The Department of Defense’s decision to go with Sig’s P320 over Glock’s offering has been controversial, to say the least. Glock is still convinced it had the best pistol for the job and the company feels like it got screwed on the deal. None of this was helped by the news breaking that the P320 could fire if dropped in a certain manner, to be sure.
Now, a new report reveals some significant problems with the M17 and M18 pistols the military currently has, which probably is making Glock feel pretty good about themselves at the moment.

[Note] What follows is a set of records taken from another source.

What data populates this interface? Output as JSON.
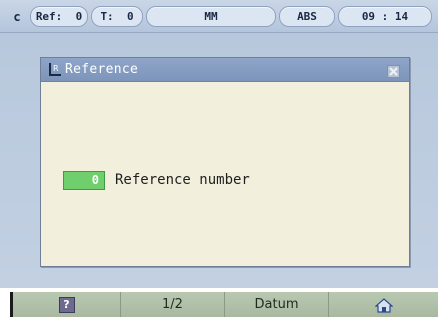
{
  "status_bar": {
    "mode_letter": "c",
    "ref": {
      "label": "Ref:",
      "value": "0"
    },
    "tool": {
      "label": "T:",
      "value": "0"
    },
    "units": "MM",
    "position_mode": "ABS",
    "clock": "09 : 14"
  },
  "dialog": {
    "title": "Reference",
    "icon": "reference-icon",
    "close_icon": "close-icon",
    "field_value": "0",
    "field_label": "Reference number"
  },
  "softkeys": {
    "help_label": "?",
    "page": "1/2",
    "datum": "Datum",
    "home_icon": "home-icon"
  },
  "colors": {
    "status_bar": "#b4c5dc",
    "dialog_title_bar": "#7d95bb",
    "dialog_body": "#f3efdd",
    "input_highlight": "#6fcf6d",
    "softkey_bar": "#a9b9a1"
  }
}
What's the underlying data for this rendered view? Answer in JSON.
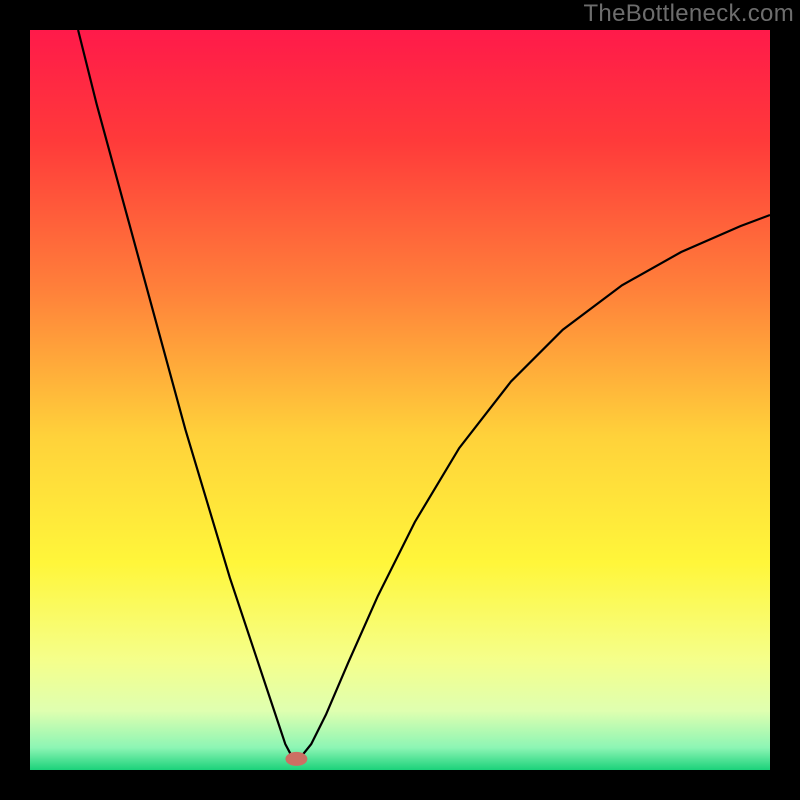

The U.S. Army’s decision to select two versions of Sig Sauer’s 9mm P320 pistol as the new standard sidearms across the service was not without controversy, including a formal protest by competing gun maker Glock, which claimed the service didn’t complete certain critical tests. The Pentagon recently released a report that shows testing of the M17 and M18 handguns exposed a number of significant and persistent deficiencies, including firing accidentally if a shooter dropped the gun, ejecting live ammunition, and low reliability with traditional “ball” cartridges with bullets enclosed inside a full metal jacket.
These and other details were in the Pentagon’s Office of the Director of Operational Test and Evaluation review of such work during the 2017 fiscal year, which it published earlier in January 2018. This regular report covers a wide variety of high profile weapon systems and other important equipment across the U.S. military, including the Army’s Modular Handgun System (MHS) program. In January 2017, the Army chose Sig Sauer to supply a total more than 300,000 of the full size M17 and compact M18 pistols as part of that project, a deal worth approximately $580 million. The other U.S. military services are now considering following suit and adopting the guns and the company is making essentially the same gun available to civilian shooters as well.
According to the Director of Operational Test and Evaluation, the guns experienced a number of issues in testing between April and September 2017, which is the end of the period the report covers. The first of these was a publicly known issue that the pistol could go off if the user dropped the weapon. Needless to say, an accidental discharge could be dangerous to the shooter or those around them.
The Army discovered this issue during the initial “Product Verification Test,” but it is unclear when specifically the service became aware of the problem. Sig Sauer did subsequently make unspecified changes to fix this issue in the M17 and M18 pistols.
That would be the same fix available to civilian owners of the P320.
Fans of the Glock are probably feeling pretty smug right now, but I seem to remember the M9 also having some teething problems in the early days.
Of course, none of those was the weapon ejecting live rounds. Seriously, how does that even happen? I’m trying to play this in my mind, and I just can’t see it.
DOD officials are working with Sig to resolve the problem, but it’s just one of many the pistol seems to be having, including the weapon not being able to feed ball ammunition reliably. It works fine with the military’s hollow point ammo, but when you switch to ball, reliability drops from the 95 percent standard required during testing to just 75 percent.
I’m sure I don’t need to spell out why this is a problem.
All this said, don’t expect the military to jump ship and come running to Glock. Instead, they’ll push the issue with Sig and make the company fix the issues. Military procurement is such a bog that trying to shift gears like that just can’t happen. It’s easier to make Sig do some work and make the problems go away, which I suspect will happen pretty soon.
However, I don’t see people feeling warm and fuzzy about that new P320 in the gun store case by any stretch of the imagination.